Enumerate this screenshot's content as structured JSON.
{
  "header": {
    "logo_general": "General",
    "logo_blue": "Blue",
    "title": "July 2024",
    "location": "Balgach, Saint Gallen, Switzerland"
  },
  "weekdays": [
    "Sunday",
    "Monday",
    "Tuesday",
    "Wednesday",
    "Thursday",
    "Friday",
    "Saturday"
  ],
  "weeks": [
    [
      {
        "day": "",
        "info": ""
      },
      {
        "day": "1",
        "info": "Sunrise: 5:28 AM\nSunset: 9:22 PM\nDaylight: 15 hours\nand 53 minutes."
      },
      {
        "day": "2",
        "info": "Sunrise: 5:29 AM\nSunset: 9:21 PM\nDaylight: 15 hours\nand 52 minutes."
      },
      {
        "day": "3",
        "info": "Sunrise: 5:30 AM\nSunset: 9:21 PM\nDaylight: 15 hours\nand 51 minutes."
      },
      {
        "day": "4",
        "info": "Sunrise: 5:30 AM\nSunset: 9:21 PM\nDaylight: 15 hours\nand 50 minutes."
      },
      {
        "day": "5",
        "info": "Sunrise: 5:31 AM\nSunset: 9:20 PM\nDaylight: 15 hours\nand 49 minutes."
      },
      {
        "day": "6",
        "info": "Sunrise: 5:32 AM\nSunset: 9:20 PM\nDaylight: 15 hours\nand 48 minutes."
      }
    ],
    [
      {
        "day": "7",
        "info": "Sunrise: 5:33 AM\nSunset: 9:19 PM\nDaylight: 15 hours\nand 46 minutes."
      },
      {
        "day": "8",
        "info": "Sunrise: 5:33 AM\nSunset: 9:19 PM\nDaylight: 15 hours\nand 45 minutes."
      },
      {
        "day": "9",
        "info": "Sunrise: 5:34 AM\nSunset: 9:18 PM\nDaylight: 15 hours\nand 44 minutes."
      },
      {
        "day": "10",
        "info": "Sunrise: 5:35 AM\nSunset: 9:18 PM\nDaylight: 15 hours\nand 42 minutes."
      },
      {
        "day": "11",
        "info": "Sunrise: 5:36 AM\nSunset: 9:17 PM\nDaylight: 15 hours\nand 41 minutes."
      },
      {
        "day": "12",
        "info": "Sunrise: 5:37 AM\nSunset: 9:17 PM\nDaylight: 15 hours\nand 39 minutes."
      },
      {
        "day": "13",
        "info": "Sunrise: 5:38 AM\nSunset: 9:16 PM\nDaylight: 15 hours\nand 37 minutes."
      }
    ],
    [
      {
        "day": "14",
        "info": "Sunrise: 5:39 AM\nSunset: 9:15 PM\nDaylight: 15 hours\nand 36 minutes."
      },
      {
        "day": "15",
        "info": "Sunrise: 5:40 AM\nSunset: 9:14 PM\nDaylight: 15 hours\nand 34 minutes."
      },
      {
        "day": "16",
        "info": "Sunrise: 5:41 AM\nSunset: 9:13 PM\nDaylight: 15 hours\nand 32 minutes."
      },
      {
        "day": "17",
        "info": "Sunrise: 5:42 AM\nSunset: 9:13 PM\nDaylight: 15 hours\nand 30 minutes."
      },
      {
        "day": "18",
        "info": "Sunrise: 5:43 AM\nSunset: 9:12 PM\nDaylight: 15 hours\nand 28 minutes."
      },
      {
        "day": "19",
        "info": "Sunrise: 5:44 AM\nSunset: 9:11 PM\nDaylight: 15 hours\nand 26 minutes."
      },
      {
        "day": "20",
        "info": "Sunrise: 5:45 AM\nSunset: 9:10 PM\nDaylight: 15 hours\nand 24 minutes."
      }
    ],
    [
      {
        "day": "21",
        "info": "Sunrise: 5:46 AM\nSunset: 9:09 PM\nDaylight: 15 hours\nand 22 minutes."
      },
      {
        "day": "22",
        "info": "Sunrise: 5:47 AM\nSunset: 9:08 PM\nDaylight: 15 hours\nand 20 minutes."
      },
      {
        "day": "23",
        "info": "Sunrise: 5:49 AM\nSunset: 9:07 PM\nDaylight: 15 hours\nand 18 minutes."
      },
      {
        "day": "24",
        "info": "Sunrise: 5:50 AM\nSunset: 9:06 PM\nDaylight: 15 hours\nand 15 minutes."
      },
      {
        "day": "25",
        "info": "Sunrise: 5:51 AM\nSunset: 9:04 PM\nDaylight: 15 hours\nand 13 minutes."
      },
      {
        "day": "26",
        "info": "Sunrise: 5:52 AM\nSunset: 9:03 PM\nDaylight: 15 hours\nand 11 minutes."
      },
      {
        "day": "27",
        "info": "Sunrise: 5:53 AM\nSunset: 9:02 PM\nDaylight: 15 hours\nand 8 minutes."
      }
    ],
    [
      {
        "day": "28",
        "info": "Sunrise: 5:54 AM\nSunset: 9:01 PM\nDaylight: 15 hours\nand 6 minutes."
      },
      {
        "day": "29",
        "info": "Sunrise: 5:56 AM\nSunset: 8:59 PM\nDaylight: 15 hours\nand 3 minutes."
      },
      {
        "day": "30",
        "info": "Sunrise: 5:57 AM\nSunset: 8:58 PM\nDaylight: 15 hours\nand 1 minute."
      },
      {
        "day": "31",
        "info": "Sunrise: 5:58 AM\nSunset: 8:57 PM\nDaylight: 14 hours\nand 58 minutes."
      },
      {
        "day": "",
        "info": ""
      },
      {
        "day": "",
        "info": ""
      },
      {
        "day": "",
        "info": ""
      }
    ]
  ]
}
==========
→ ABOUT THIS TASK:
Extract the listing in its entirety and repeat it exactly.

→ WRITTEN SOLUTION:
Enumerate this screenshot's content as structured JSON.
{
  "header": {
    "logo_general": "General",
    "logo_blue": "Blue",
    "title": "July 2024",
    "location": "Balgach, Saint Gallen, Switzerland"
  },
  "weekdays": [
    "Sunday",
    "Monday",
    "Tuesday",
    "Wednesday",
    "Thursday",
    "Friday",
    "Saturday"
  ],
  "weeks": [
    [
      {
        "day": "",
        "info": ""
      },
      {
        "day": "1",
        "info": "Sunrise: 5:28 AM\nSunset: 9:22 PM\nDaylight: 15 hours\nand 53 minutes."
      },
      {
        "day": "2",
        "info": "Sunrise: 5:29 AM\nSunset: 9:21 PM\nDaylight: 15 hours\nand 52 minutes."
      },
      {
        "day": "3",
        "info": "Sunrise: 5:30 AM\nSunset: 9:21 PM\nDaylight: 15 hours\nand 51 minutes."
      },
      {
        "day": "4",
        "info": "Sunrise: 5:30 AM\nSunset: 9:21 PM\nDaylight: 15 hours\nand 50 minutes."
      },
      {
        "day": "5",
        "info": "Sunrise: 5:31 AM\nSunset: 9:20 PM\nDaylight: 15 hours\nand 49 minutes."
      },
      {
        "day": "6",
        "info": "Sunrise: 5:32 AM\nSunset: 9:20 PM\nDaylight: 15 hours\nand 48 minutes."
      }
    ],
    [
      {
        "day": "7",
        "info": "Sunrise: 5:33 AM\nSunset: 9:19 PM\nDaylight: 15 hours\nand 46 minutes."
      },
      {
        "day": "8",
        "info": "Sunrise: 5:33 AM\nSunset: 9:19 PM\nDaylight: 15 hours\nand 45 minutes."
      },
      {
        "day": "9",
        "info": "Sunrise: 5:34 AM\nSunset: 9:18 PM\nDaylight: 15 hours\nand 44 minutes."
      },
      {
        "day": "10",
        "info": "Sunrise: 5:35 AM\nSunset: 9:18 PM\nDaylight: 15 hours\nand 42 minutes."
      },
      {
        "day": "11",
        "info": "Sunrise: 5:36 AM\nSunset: 9:17 PM\nDaylight: 15 hours\nand 41 minutes."
      },
      {
        "day": "12",
        "info": "Sunrise: 5:37 AM\nSunset: 9:17 PM\nDaylight: 15 hours\nand 39 minutes."
      },
      {
        "day": "13",
        "info": "Sunrise: 5:38 AM\nSunset: 9:16 PM\nDaylight: 15 hours\nand 37 minutes."
      }
    ],
    [
      {
        "day": "14",
        "info": "Sunrise: 5:39 AM\nSunset: 9:15 PM\nDaylight: 15 hours\nand 36 minutes."
      },
      {
        "day": "15",
        "info": "Sunrise: 5:40 AM\nSunset: 9:14 PM\nDaylight: 15 hours\nand 34 minutes."
      },
      {
        "day": "16",
        "info": "Sunrise: 5:41 AM\nSunset: 9:13 PM\nDaylight: 15 hours\nand 32 minutes."
      },
      {
        "day": "17",
        "info": "Sunrise: 5:42 AM\nSunset: 9:13 PM\nDaylight: 15 hours\nand 30 minutes."
      },
      {
        "day": "18",
        "info": "Sunrise: 5:43 AM\nSunset: 9:12 PM\nDaylight: 15 hours\nand 28 minutes."
      },
      {
        "day": "19",
        "info": "Sunrise: 5:44 AM\nSunset: 9:11 PM\nDaylight: 15 hours\nand 26 minutes."
      },
      {
        "day": "20",
        "info": "Sunrise: 5:45 AM\nSunset: 9:10 PM\nDaylight: 15 hours\nand 24 minutes."
      }
    ],
    [
      {
        "day": "21",
        "info": "Sunrise: 5:46 AM\nSunset: 9:09 PM\nDaylight: 15 hours\nand 22 minutes."
      },
      {
        "day": "22",
        "info": "Sunrise: 5:47 AM\nSunset: 9:08 PM\nDaylight: 15 hours\nand 20 minutes."
      },
      {
        "day": "23",
        "info": "Sunrise: 5:49 AM\nSunset: 9:07 PM\nDaylight: 15 hours\nand 18 minutes."
      },
      {
        "day": "24",
        "info": "Sunrise: 5:50 AM\nSunset: 9:06 PM\nDaylight: 15 hours\nand 15 minutes."
      },
      {
        "day": "25",
        "info": "Sunrise: 5:51 AM\nSunset: 9:04 PM\nDaylight: 15 hours\nand 13 minutes."
      },
      {
        "day": "26",
        "info": "Sunrise: 5:52 AM\nSunset: 9:03 PM\nDaylight: 15 hours\nand 11 minutes."
      },
      {
        "day": "27",
        "info": "Sunrise: 5:53 AM\nSunset: 9:02 PM\nDaylight: 15 hours\nand 8 minutes."
      }
    ],
    [
      {
        "day": "28",
        "info": "Sunrise: 5:54 AM\nSunset: 9:01 PM\nDaylight: 15 hours\nand 6 minutes."
      },
      {
        "day": "29",
        "info": "Sunrise: 5:56 AM\nSunset: 8:59 PM\nDaylight: 15 hours\nand 3 minutes."
      },
      {
        "day": "30",
        "info": "Sunrise: 5:57 AM\nSunset: 8:58 PM\nDaylight: 15 hours\nand 1 minute."
      },
      {
        "day": "31",
        "info": "Sunrise: 5:58 AM\nSunset: 8:57 PM\nDaylight: 14 hours\nand 58 minutes."
      },
      {
        "day": "",
        "info": ""
      },
      {
        "day": "",
        "info": ""
      },
      {
        "day": "",
        "info": ""
      }
    ]
  ]
}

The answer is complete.